TASK OBJECTIVE ▸
Search the material for "Corte" and show all lines that contain it.

PROVIDED MATERIAL ▸

========

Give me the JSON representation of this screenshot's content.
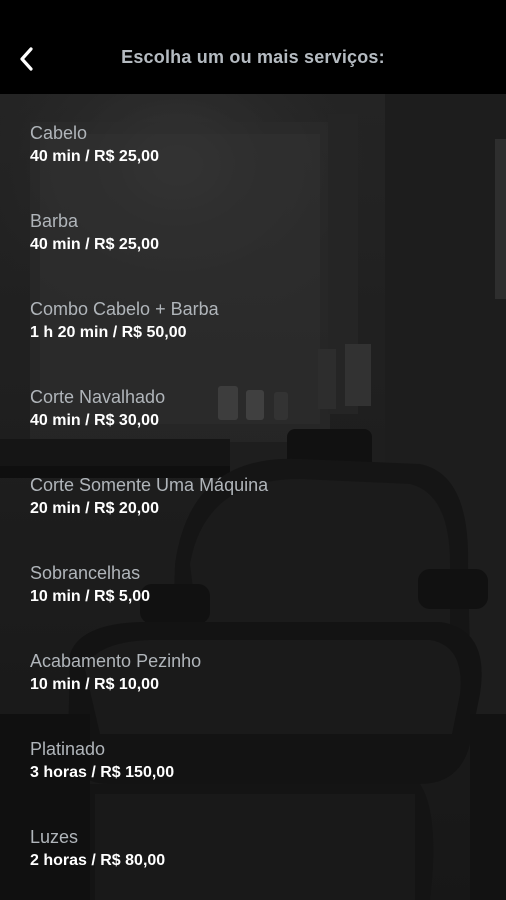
{
  "header": {
    "title": "Escolha um ou mais serviços:",
    "back_icon": "chevron-left-icon"
  },
  "colors": {
    "header_background": "#000000",
    "title_text": "#b5bbc1",
    "service_name_text": "#b0b5ba",
    "service_details_text": "#ffffff"
  },
  "services": [
    {
      "name": "Cabelo",
      "details": "40 min / R$ 25,00"
    },
    {
      "name": "Barba",
      "details": "40 min / R$ 25,00"
    },
    {
      "name": "Combo Cabelo + Barba",
      "details": "1 h 20 min / R$ 50,00"
    },
    {
      "name": "Corte Navalhado",
      "details": "40 min / R$ 30,00"
    },
    {
      "name": "Corte Somente Uma Máquina",
      "details": "20 min / R$ 20,00"
    },
    {
      "name": "Sobrancelhas",
      "details": "10 min / R$ 5,00"
    },
    {
      "name": "Acabamento Pezinho",
      "details": "10 min / R$ 10,00"
    },
    {
      "name": "Platinado",
      "details": "3 horas / R$ 150,00"
    },
    {
      "name": "Luzes",
      "details": "2 horas / R$ 80,00"
    }
  ]
}
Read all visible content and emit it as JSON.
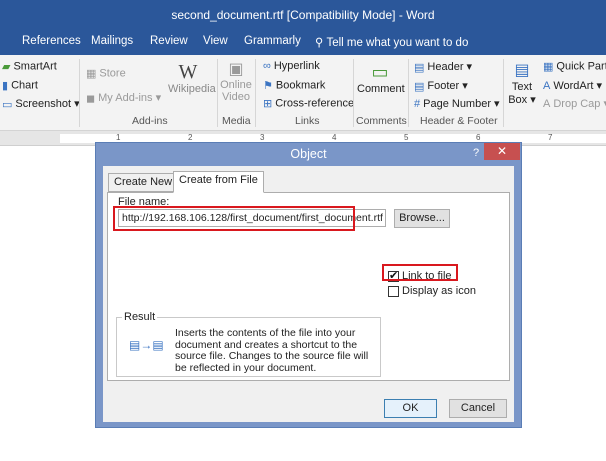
{
  "window": {
    "title": "second_document.rtf [Compatibility Mode] - Word"
  },
  "ribbon_tabs": [
    "References",
    "Mailings",
    "Review",
    "View",
    "Grammarly"
  ],
  "tell_me": "Tell me what you want to do",
  "ribbon": {
    "illustrations": {
      "smartart": "SmartArt",
      "chart": "Chart",
      "screenshot": "Screenshot"
    },
    "addins": {
      "store": "Store",
      "my_addins": "My Add-ins",
      "wikipedia": "Wikipedia",
      "label": "Add-ins"
    },
    "media": {
      "online_video_line1": "Online",
      "online_video_line2": "Video",
      "label": "Media"
    },
    "links": {
      "hyperlink": "Hyperlink",
      "bookmark": "Bookmark",
      "cross_reference": "Cross-reference",
      "label": "Links"
    },
    "comments": {
      "comment": "Comment",
      "label": "Comments"
    },
    "header_footer": {
      "header": "Header",
      "footer": "Footer",
      "page_number": "Page Number",
      "label": "Header & Footer"
    },
    "text": {
      "text_box_line1": "Text",
      "text_box_line2": "Box",
      "quick_parts": "Quick Parts",
      "wordart": "WordArt",
      "drop_cap": "Drop Cap"
    }
  },
  "ruler": {
    "marks": [
      "1",
      "2",
      "3",
      "4",
      "5",
      "6",
      "7"
    ]
  },
  "dialog": {
    "title": "Object",
    "help": "?",
    "close": "✕",
    "tabs": [
      "Create New",
      "Create from File"
    ],
    "file_name_label": "File name:",
    "file_name_value": "http://192.168.106.128/first_document/first_document.rtf",
    "browse_label": "Browse...",
    "link_to_file_label": "Link to file",
    "link_to_file_checked": true,
    "display_as_icon_label": "Display as icon",
    "display_as_icon_checked": false,
    "result_title": "Result",
    "result_text": "Inserts the contents of the file into your document and creates a shortcut to the source file.  Changes to the source file will be reflected in your document.",
    "ok_label": "OK",
    "cancel_label": "Cancel"
  },
  "colors": {
    "title_bar": "#2b579a",
    "highlight": "#d9181e",
    "dialog_frame": "#7a96c8"
  }
}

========

RESULT BELOW ▸
      "name": "Corte Navalhado",
      "name": "Corte Somente Uma Máquina",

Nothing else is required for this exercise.